Human interactions with dogs run the gamut from grooming, petting, feeding to playing and training. A recent Korean study looked at whether these different types of interactions result in distinctive physical and emotional benefits.

Different types of interactions stimulated a variety of brain responses, and participants reported feeling significantly less fatigued, depressed, and stressed after all the dog-related activities.

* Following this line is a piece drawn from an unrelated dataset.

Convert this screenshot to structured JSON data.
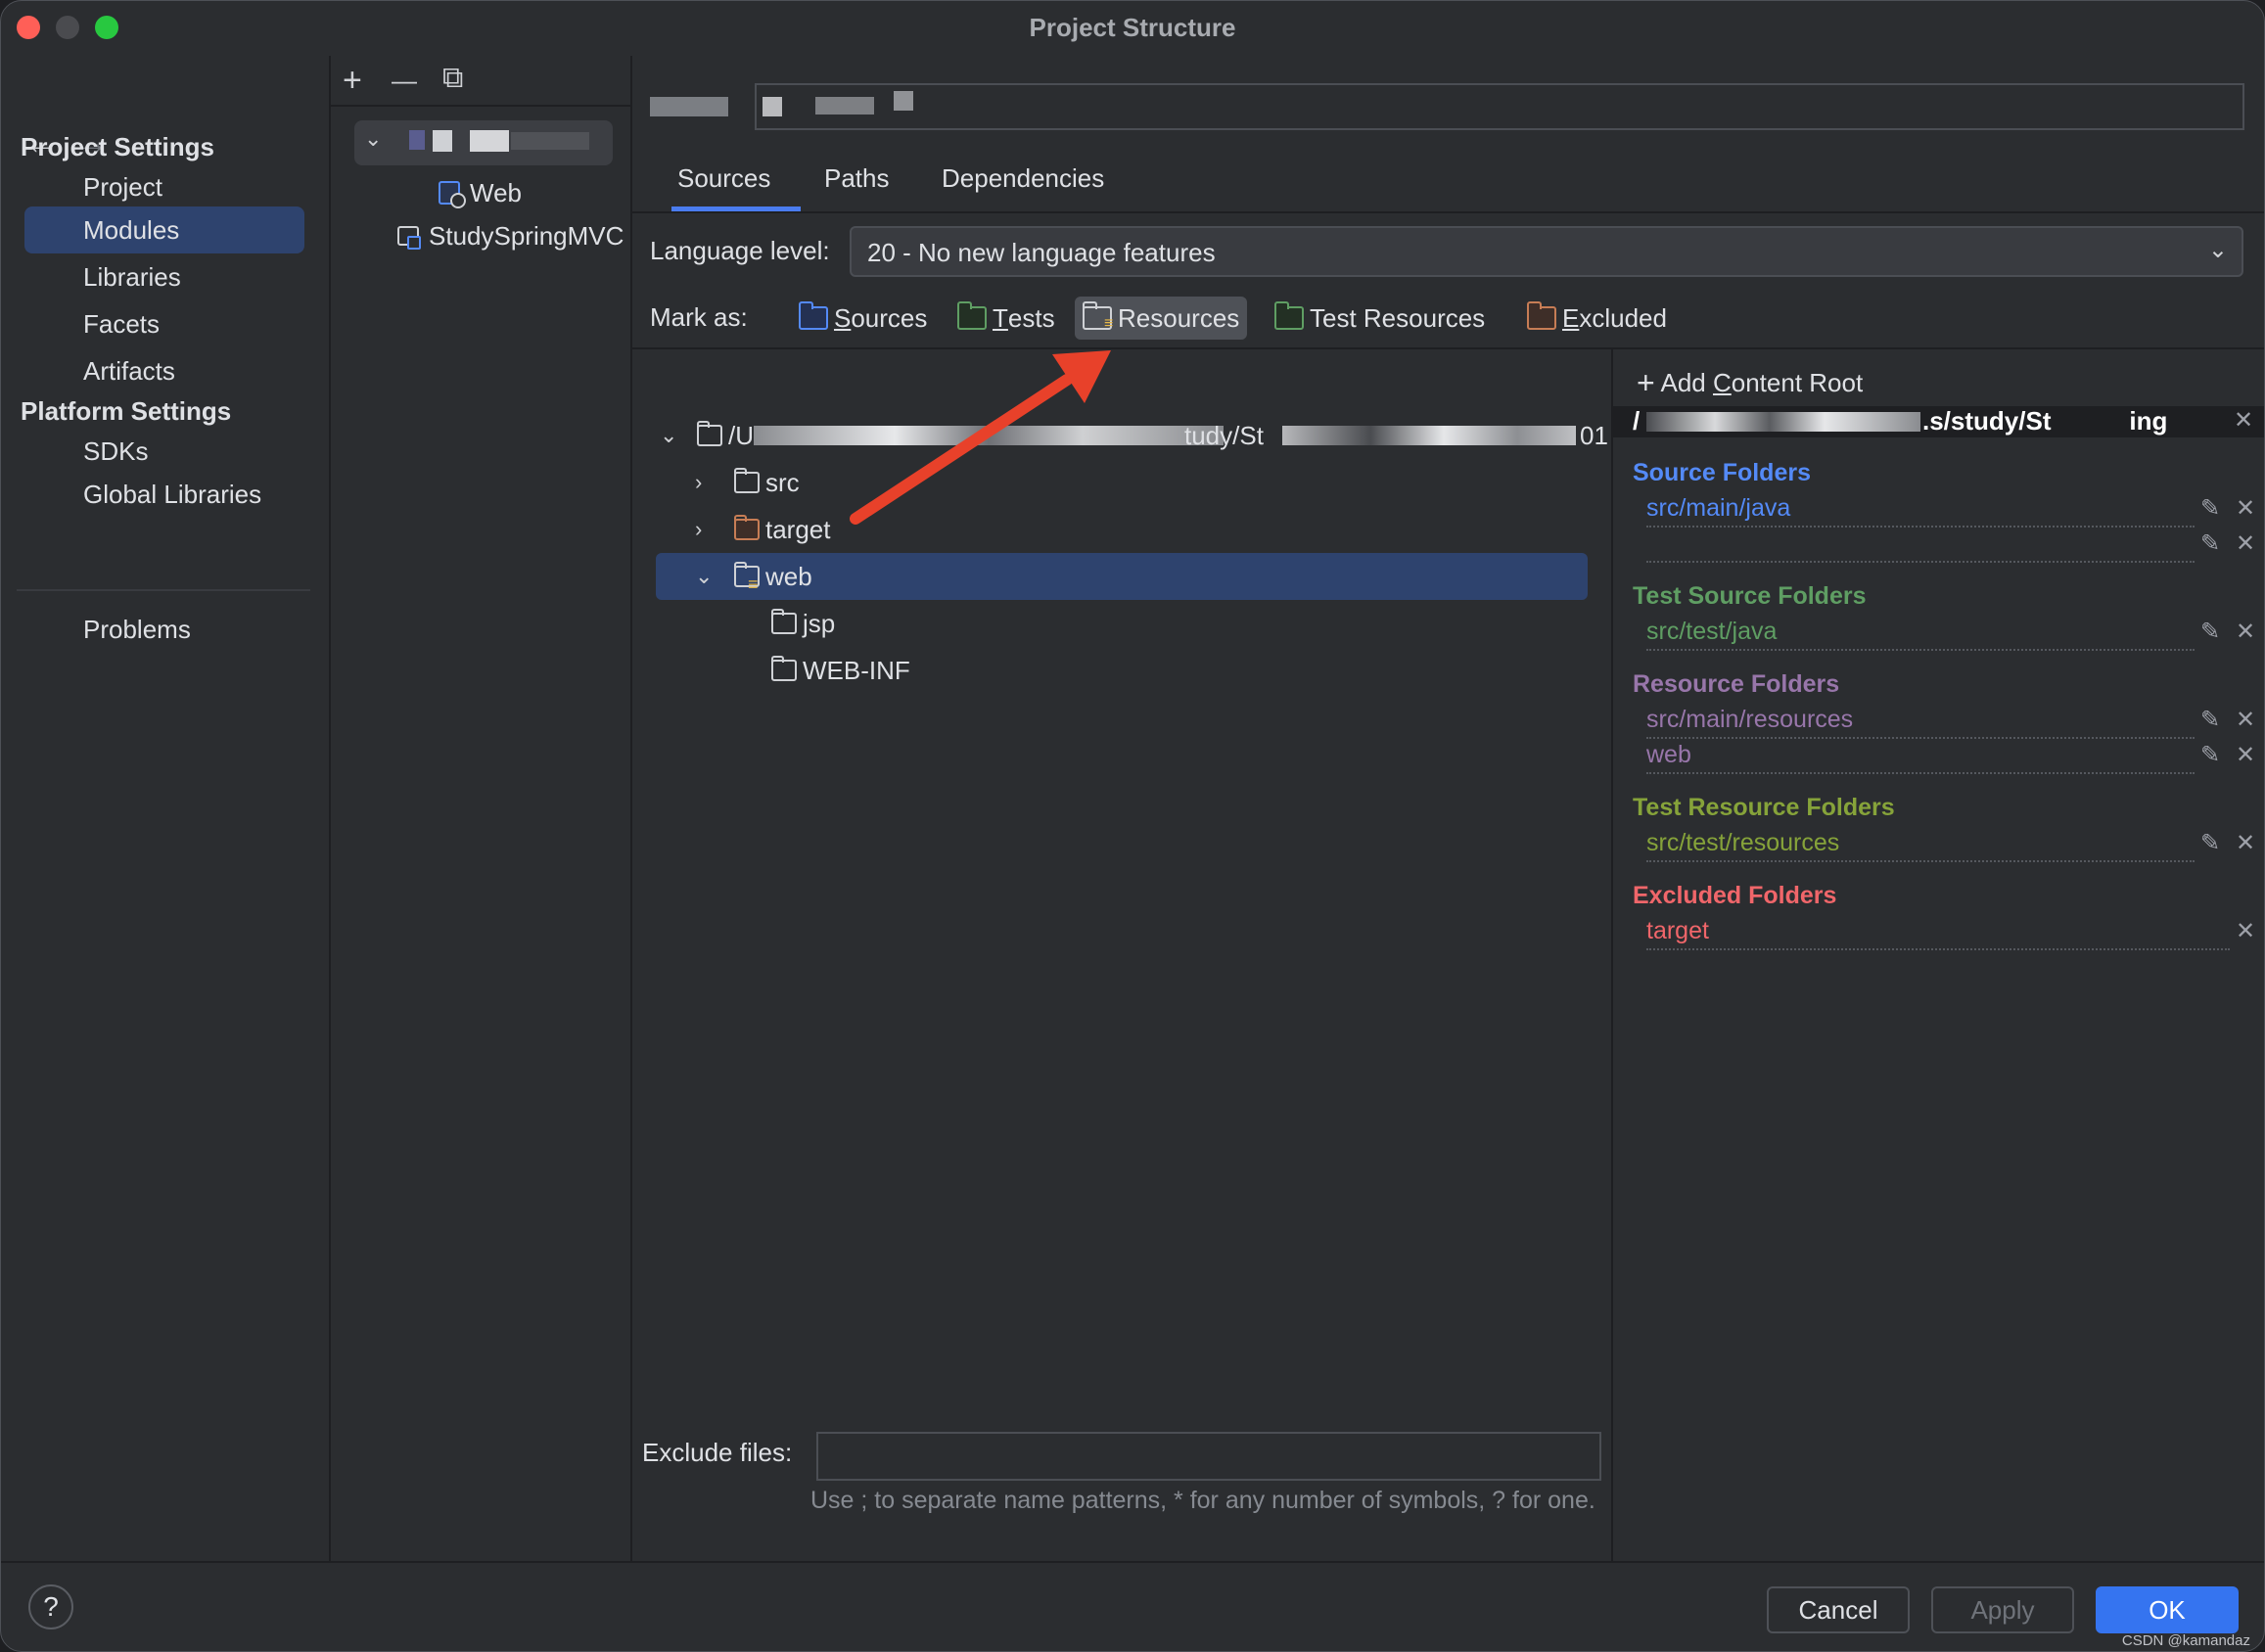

Participants in the study engaged in eight separate activities with a well-trained dog while they were wearing a cap embedded with electroencephalography (EEG) electrodes. The EEG cap made it possible for Onyoo Yoo and colleagues from Konkuk University, South Korea, to record the electrical activity in participants' brains while they interacted with a female poodle. The interactions with the dog included grooming, playing with a hand-held toy, giving treats, massaging and walking it, and taking pictures of the dog.

In addition to the EEG data, participants also recorded their subjective emotional state immediately following each activity.

The EEGs revealed that different types of interactions stimulated discrete sorts of brain activity and positively affected both relaxation and concentration. Participants also showed significantly less stress as they engaged in all the activities.

While participants played with and walked the dog, their EEGs showed an increase in the strength of their alpha-band oscillations, a brain pattern reflecting a mental state of relaxed wakefulness.

In contrast, as people in the study groomed, massaged, or played with the dog, their beta-band oscillation strength increased — a boost typically linked to heightened concentration. Participants reported feeling significantly less fatigued, depressed, and stressed after all the dog-related activities.

Not all participants were pet owners themselves, but a fondness for animals is likely to have motivated them to take part in the study, potentially biasing the results.

The fact that pets can help relieve stress has been clear for some time, but this study makes the physiological benefits of dog-human interactions more concrete and provides additional evidence for the value of canine therapy.

The authors believe that unique relationships between specific activities and their physiological effects found in the study could serve as a reference for programming targeted animal-assisted interventions in the future. As the authors say, “This study provides valuable information for elucidating the therapeutic effects and underlying mechanisms of animal-assisted interventions.”

The study is published in PLOS One.